Fig. 4
Images made by different specimens of charcoal on a photographic plate
ex Frederick J. Hoxie. “Spontaneous ignition studied by means of photographic plates.” Transactions of the ASME 38 (1917) : 841-856

“All charcoal is not alike, the difference appearing to be somewhat dependent on the completeness of the charring process, and apparently, to some extent, on the variation in the chemical components of the charcoal. The images shown in Fig. 4 were made up a Standard ‘Orthonon’ photographic plate by several samples of charcoal from a lot, which freshly burned had caused six fires in rapid succession from spontaneous ignition.”

“Freshly burned charcoal is known to be highly susceptible to spontaneous ignition, and the records of the Bureau of Explosives of the American Railway Association indicate that charcoal burned in the spring is more subject to this action than that burned at other seasons of the year.”
p 850

“C. P. Beistle (Bureau of Explosives, Am. Ry. Assn.) stated that charcoal made from beech, birch or maple was more liable to spontaneous ignition than that made from other woods. He thought the real cause of the risk in charcoal was due to the process rather than to the wood used. Most charcoal nowadays was made as a by-product of making wood alcohol and acetate of lime, and almost invariably retained a good deal of volatile material. Formerly, charcoal was burned anywhere from seven to fourteen days, and was very hard, very dense, and almost free from spontaneous heating.”
p 852

image from screengrab not pdf.

23 August 2013

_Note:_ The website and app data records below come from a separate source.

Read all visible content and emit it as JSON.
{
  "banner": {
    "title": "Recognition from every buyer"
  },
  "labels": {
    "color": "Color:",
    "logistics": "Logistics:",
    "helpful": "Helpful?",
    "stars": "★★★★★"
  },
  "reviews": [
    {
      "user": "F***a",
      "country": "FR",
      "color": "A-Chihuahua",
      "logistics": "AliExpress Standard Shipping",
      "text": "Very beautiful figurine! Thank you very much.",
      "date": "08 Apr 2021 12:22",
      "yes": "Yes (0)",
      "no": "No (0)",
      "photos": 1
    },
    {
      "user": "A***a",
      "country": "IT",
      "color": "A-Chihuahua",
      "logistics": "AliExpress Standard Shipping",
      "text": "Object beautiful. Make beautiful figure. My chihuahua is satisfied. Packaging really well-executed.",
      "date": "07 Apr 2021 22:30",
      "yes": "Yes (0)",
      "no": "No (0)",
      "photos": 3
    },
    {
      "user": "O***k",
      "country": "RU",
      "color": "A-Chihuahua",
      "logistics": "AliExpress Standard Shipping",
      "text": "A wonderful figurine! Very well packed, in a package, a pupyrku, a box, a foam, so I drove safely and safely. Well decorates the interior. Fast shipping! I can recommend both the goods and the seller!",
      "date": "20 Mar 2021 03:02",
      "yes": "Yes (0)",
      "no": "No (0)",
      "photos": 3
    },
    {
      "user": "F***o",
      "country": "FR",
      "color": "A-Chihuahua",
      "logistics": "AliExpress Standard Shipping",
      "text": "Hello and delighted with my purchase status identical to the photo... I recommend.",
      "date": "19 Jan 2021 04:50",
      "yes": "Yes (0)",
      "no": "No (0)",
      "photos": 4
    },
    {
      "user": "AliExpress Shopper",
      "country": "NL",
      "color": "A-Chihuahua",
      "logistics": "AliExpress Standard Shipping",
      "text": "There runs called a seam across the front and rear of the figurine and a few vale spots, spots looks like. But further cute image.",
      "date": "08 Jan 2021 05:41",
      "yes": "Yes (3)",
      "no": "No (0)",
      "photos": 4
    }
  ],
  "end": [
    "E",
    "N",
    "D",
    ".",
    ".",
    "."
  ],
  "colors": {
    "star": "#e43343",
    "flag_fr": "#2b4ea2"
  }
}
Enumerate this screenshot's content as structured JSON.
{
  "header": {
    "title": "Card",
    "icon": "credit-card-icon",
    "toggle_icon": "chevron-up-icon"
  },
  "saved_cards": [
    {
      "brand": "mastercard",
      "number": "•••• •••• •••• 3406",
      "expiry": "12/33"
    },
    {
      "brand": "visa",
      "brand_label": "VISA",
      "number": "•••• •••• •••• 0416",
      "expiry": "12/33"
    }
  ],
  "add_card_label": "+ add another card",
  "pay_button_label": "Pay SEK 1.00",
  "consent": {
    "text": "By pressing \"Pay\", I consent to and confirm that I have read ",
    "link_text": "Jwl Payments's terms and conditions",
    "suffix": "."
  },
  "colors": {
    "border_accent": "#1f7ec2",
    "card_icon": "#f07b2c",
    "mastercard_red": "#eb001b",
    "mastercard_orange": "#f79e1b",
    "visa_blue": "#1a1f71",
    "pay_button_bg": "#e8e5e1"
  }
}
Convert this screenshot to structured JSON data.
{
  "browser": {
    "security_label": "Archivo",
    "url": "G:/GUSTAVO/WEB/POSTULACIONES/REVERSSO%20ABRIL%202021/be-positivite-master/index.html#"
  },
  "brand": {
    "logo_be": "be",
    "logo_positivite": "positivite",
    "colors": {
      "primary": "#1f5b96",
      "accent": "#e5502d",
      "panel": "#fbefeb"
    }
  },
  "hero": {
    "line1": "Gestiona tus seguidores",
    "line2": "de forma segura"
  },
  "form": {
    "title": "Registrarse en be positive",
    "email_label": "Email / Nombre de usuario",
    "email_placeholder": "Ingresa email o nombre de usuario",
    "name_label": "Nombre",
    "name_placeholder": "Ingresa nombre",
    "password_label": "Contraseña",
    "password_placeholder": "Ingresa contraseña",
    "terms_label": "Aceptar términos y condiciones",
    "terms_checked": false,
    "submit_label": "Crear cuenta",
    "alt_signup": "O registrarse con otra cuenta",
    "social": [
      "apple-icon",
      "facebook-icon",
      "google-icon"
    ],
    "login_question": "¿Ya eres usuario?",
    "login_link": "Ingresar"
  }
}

tags: charcoal; the seasons
F. J. Hoxie, “Spontaneous ignition” (1917)